### Materials provided

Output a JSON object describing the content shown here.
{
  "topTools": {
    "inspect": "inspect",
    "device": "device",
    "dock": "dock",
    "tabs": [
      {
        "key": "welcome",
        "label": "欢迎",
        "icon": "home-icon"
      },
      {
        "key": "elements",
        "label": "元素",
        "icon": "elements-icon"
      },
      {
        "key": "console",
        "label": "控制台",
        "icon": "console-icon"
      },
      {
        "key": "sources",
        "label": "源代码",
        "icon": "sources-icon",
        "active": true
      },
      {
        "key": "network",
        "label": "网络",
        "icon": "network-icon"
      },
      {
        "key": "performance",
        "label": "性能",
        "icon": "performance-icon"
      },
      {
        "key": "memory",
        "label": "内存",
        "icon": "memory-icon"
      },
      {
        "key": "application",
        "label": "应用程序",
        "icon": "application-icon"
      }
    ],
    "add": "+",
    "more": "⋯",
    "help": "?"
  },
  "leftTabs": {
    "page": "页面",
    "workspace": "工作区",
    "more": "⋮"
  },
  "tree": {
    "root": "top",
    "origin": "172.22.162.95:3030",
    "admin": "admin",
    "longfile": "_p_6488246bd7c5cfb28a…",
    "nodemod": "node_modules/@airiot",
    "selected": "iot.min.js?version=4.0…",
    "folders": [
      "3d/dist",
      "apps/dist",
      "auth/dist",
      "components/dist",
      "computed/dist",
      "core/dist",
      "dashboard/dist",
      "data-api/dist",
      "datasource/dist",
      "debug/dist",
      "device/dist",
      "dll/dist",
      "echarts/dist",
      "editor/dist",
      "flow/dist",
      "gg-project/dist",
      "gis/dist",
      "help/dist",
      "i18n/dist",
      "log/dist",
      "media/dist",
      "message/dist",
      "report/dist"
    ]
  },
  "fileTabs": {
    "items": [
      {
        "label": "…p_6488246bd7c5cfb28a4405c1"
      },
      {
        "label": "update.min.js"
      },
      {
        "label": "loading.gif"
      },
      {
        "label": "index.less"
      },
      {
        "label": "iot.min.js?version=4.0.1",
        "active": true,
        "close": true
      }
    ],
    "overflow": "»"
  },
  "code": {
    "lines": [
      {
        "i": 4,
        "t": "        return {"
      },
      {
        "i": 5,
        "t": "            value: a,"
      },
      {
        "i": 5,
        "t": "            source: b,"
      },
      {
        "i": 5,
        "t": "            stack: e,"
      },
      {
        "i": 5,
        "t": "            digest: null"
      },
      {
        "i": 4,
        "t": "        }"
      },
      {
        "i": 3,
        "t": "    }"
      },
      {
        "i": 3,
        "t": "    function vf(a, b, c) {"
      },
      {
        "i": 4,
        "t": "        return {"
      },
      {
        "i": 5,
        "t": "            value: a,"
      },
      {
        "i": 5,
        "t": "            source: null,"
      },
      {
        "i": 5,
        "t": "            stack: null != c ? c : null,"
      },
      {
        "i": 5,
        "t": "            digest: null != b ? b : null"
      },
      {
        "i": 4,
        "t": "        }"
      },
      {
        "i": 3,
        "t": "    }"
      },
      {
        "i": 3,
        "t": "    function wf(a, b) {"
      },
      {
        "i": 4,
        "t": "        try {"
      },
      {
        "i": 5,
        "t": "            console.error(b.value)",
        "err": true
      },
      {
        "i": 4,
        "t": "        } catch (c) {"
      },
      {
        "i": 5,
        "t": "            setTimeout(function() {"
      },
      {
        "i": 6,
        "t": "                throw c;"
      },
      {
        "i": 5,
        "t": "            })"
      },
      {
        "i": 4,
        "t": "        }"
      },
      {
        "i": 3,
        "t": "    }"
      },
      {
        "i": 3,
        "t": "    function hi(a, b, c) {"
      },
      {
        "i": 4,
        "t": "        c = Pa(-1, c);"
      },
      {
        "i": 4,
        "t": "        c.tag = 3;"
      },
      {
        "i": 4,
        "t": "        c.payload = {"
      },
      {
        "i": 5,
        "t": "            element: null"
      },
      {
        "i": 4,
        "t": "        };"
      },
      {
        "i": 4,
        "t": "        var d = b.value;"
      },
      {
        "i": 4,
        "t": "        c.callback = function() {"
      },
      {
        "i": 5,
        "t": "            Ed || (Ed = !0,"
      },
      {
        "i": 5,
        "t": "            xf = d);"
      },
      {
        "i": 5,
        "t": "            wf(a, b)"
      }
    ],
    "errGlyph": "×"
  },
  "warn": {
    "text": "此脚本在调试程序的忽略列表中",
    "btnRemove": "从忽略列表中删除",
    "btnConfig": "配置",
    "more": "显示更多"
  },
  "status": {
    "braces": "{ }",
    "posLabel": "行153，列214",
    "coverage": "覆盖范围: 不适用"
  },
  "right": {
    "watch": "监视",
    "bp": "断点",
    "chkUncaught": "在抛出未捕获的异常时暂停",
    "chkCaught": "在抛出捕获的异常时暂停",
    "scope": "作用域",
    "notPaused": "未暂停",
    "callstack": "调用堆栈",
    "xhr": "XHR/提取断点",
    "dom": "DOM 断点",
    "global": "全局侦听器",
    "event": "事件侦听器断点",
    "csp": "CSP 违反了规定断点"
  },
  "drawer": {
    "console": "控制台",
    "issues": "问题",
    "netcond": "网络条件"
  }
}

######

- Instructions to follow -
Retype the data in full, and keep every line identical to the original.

- Reply to the task -
Output a JSON object describing the content shown here.
{
  "topTools": {
    "inspect": "inspect",
    "device": "device",
    "dock": "dock",
    "tabs": [
      {
        "key": "welcome",
        "label": "欢迎",
        "icon": "home-icon"
      },
      {
        "key": "elements",
        "label": "元素",
        "icon": "elements-icon"
      },
      {
        "key": "console",
        "label": "控制台",
        "icon": "console-icon"
      },
      {
        "key": "sources",
        "label": "源代码",
        "icon": "sources-icon",
        "active": true
      },
      {
        "key": "network",
        "label": "网络",
        "icon": "network-icon"
      },
      {
        "key": "performance",
        "label": "性能",
        "icon": "performance-icon"
      },
      {
        "key": "memory",
        "label": "内存",
        "icon": "memory-icon"
      },
      {
        "key": "application",
        "label": "应用程序",
        "icon": "application-icon"
      }
    ],
    "add": "+",
    "more": "⋯",
    "help": "?"
  },
  "leftTabs": {
    "page": "页面",
    "workspace": "工作区",
    "more": "⋮"
  },
  "tree": {
    "root": "top",
    "origin": "172.22.162.95:3030",
    "admin": "admin",
    "longfile": "_p_6488246bd7c5cfb28a…",
    "nodemod": "node_modules/@airiot",
    "selected": "iot.min.js?version=4.0…",
    "folders": [
      "3d/dist",
      "apps/dist",
      "auth/dist",
      "components/dist",
      "computed/dist",
      "core/dist",
      "dashboard/dist",
      "data-api/dist",
      "datasource/dist",
      "debug/dist",
      "device/dist",
      "dll/dist",
      "echarts/dist",
      "editor/dist",
      "flow/dist",
      "gg-project/dist",
      "gis/dist",
      "help/dist",
      "i18n/dist",
      "log/dist",
      "media/dist",
      "message/dist",
      "report/dist"
    ]
  },
  "fileTabs": {
    "items": [
      {
        "label": "…p_6488246bd7c5cfb28a4405c1"
      },
      {
        "label": "update.min.js"
      },
      {
        "label": "loading.gif"
      },
      {
        "label": "index.less"
      },
      {
        "label": "iot.min.js?version=4.0.1",
        "active": true,
        "close": true
      }
    ],
    "overflow": "»"
  },
  "code": {
    "lines": [
      {
        "i": 4,
        "t": "        return {"
      },
      {
        "i": 5,
        "t": "            value: a,"
      },
      {
        "i": 5,
        "t": "            source: b,"
      },
      {
        "i": 5,
        "t": "            stack: e,"
      },
      {
        "i": 5,
        "t": "            digest: null"
      },
      {
        "i": 4,
        "t": "        }"
      },
      {
        "i": 3,
        "t": "    }"
      },
      {
        "i": 3,
        "t": "    function vf(a, b, c) {"
      },
      {
        "i": 4,
        "t": "        return {"
      },
      {
        "i": 5,
        "t": "            value: a,"
      },
      {
        "i": 5,
        "t": "            source: null,"
      },
      {
        "i": 5,
        "t": "            stack: null != c ? c : null,"
      },
      {
        "i": 5,
        "t": "            digest: null != b ? b : null"
      },
      {
        "i": 4,
        "t": "        }"
      },
      {
        "i": 3,
        "t": "    }"
      },
      {
        "i": 3,
        "t": "    function wf(a, b) {"
      },
      {
        "i": 4,
        "t": "        try {"
      },
      {
        "i": 5,
        "t": "            console.error(b.value)",
        "err": true
      },
      {
        "i": 4,
        "t": "        } catch (c) {"
      },
      {
        "i": 5,
        "t": "            setTimeout(function() {"
      },
      {
        "i": 6,
        "t": "                throw c;"
      },
      {
        "i": 5,
        "t": "            })"
      },
      {
        "i": 4,
        "t": "        }"
      },
      {
        "i": 3,
        "t": "    }"
      },
      {
        "i": 3,
        "t": "    function hi(a, b, c) {"
      },
      {
        "i": 4,
        "t": "        c = Pa(-1, c);"
      },
      {
        "i": 4,
        "t": "        c.tag = 3;"
      },
      {
        "i": 4,
        "t": "        c.payload = {"
      },
      {
        "i": 5,
        "t": "            element: null"
      },
      {
        "i": 4,
        "t": "        };"
      },
      {
        "i": 4,
        "t": "        var d = b.value;"
      },
      {
        "i": 4,
        "t": "        c.callback = function() {"
      },
      {
        "i": 5,
        "t": "            Ed || (Ed = !0,"
      },
      {
        "i": 5,
        "t": "            xf = d);"
      },
      {
        "i": 5,
        "t": "            wf(a, b)"
      }
    ],
    "errGlyph": "×"
  },
  "warn": {
    "text": "此脚本在调试程序的忽略列表中",
    "btnRemove": "从忽略列表中删除",
    "btnConfig": "配置",
    "more": "显示更多"
  },
  "status": {
    "braces": "{ }",
    "posLabel": "行153，列214",
    "coverage": "覆盖范围: 不适用"
  },
  "right": {
    "watch": "监视",
    "bp": "断点",
    "chkUncaught": "在抛出未捕获的异常时暂停",
    "chkCaught": "在抛出捕获的异常时暂停",
    "scope": "作用域",
    "notPaused": "未暂停",
    "callstack": "调用堆栈",
    "xhr": "XHR/提取断点",
    "dom": "DOM 断点",
    "global": "全局侦听器",
    "event": "事件侦听器断点",
    "csp": "CSP 违反了规定断点"
  },
  "drawer": {
    "console": "控制台",
    "issues": "问题",
    "netcond": "网络条件"
  }
}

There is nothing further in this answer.